Raising children. Not a particularly unique thought, but since I’ve done most of my child-raising as a single mother, I wish I had a better handle on it, especially with my two youngest on the spectrum. They are both, however, two of the happiest children ever so there’s that. And my eldest, while not quite as happy, is quite a accomplished and has the nature to carve her way with distinction.

Where can we find your books?

My books are most easily available on Amazon and Smashwords but you can find them on any ebook and most book retailers.
Ideal Insurgent is also available most places that sell audio books.

Where can readers follow you on social media?

I’m on Facebook and Twitter.
I also have a writing blog, or people can sign up to receive my newsletter.


Book Review: ‘Ye Olde Magick Shoppe’ by Claire Buss

‘Ye Olde Magick Shoppe’ is a delightful short story from Roshaven, the setting of the author’s’ fantasy novel, The Rose Thief.

Central characters Ned Spinks and Jenni the Sprite return with their quirky brand of investigation when a mysterious shop appears in Roshaven. Of course, nothing is straightforward and their endeavours to solve the mystery being about more mayhem than they anticipated.

This is a fun story for all ages that can be enjoyed in less than half an hour. It does work.as a standalone story: prior knowledge of Roshaven and its residents is not essential to understanding and enjoyment of ‘Ye Olde Magick Shoppe’, but readers who have not yet read The Rose Thief will very likely want to after this brief taste of Buss’s enchanting storytelling.

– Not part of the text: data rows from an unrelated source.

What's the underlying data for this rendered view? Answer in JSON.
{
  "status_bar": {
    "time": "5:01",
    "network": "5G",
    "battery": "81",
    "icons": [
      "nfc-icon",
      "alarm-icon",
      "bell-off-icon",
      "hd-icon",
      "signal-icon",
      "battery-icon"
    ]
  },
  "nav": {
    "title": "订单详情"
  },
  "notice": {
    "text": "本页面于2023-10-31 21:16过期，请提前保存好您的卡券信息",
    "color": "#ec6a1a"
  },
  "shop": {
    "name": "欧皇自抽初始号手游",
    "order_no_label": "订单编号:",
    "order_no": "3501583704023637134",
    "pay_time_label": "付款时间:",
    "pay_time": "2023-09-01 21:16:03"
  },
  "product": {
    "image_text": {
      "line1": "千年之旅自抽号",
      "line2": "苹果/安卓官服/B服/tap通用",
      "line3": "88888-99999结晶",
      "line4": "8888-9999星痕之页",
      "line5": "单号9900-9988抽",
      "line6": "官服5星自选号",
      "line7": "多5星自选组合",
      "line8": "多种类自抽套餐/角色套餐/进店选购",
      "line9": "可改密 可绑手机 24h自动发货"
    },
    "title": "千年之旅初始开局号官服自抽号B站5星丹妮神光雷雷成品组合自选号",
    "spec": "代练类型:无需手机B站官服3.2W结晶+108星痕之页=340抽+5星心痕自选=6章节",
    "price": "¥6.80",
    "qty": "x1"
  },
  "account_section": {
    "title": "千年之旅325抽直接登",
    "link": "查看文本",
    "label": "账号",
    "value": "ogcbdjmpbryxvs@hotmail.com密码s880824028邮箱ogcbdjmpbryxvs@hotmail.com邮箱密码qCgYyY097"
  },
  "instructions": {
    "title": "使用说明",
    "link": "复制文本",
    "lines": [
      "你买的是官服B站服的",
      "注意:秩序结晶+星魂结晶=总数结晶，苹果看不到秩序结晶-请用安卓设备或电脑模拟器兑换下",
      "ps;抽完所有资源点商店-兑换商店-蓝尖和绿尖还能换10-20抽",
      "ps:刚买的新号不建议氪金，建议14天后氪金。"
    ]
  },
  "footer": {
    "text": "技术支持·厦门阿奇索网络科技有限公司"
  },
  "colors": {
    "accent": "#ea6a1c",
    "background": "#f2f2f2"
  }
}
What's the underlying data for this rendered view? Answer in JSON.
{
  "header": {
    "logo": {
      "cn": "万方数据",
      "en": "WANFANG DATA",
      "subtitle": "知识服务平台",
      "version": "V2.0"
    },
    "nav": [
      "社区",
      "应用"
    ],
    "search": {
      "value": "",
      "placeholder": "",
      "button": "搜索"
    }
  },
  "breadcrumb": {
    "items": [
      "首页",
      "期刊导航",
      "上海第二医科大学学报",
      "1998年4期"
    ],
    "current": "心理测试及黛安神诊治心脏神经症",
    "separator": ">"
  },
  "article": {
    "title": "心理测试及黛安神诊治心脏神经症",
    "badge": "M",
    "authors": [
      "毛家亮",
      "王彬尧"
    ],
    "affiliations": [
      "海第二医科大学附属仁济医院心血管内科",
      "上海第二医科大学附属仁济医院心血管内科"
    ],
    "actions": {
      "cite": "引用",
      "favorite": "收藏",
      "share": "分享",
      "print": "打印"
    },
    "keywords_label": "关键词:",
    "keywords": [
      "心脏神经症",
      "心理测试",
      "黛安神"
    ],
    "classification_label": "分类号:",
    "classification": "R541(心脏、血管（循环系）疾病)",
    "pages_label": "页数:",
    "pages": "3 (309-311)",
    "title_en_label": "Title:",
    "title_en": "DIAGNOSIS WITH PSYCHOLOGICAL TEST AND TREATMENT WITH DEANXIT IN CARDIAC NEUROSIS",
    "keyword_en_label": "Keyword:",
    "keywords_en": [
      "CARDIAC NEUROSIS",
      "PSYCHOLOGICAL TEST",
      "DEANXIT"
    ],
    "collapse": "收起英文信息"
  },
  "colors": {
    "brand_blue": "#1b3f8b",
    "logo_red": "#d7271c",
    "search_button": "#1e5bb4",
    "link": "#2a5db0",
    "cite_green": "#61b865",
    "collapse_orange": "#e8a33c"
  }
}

This excellent short story has been awarded a Gold Acorn.

Find your copy here.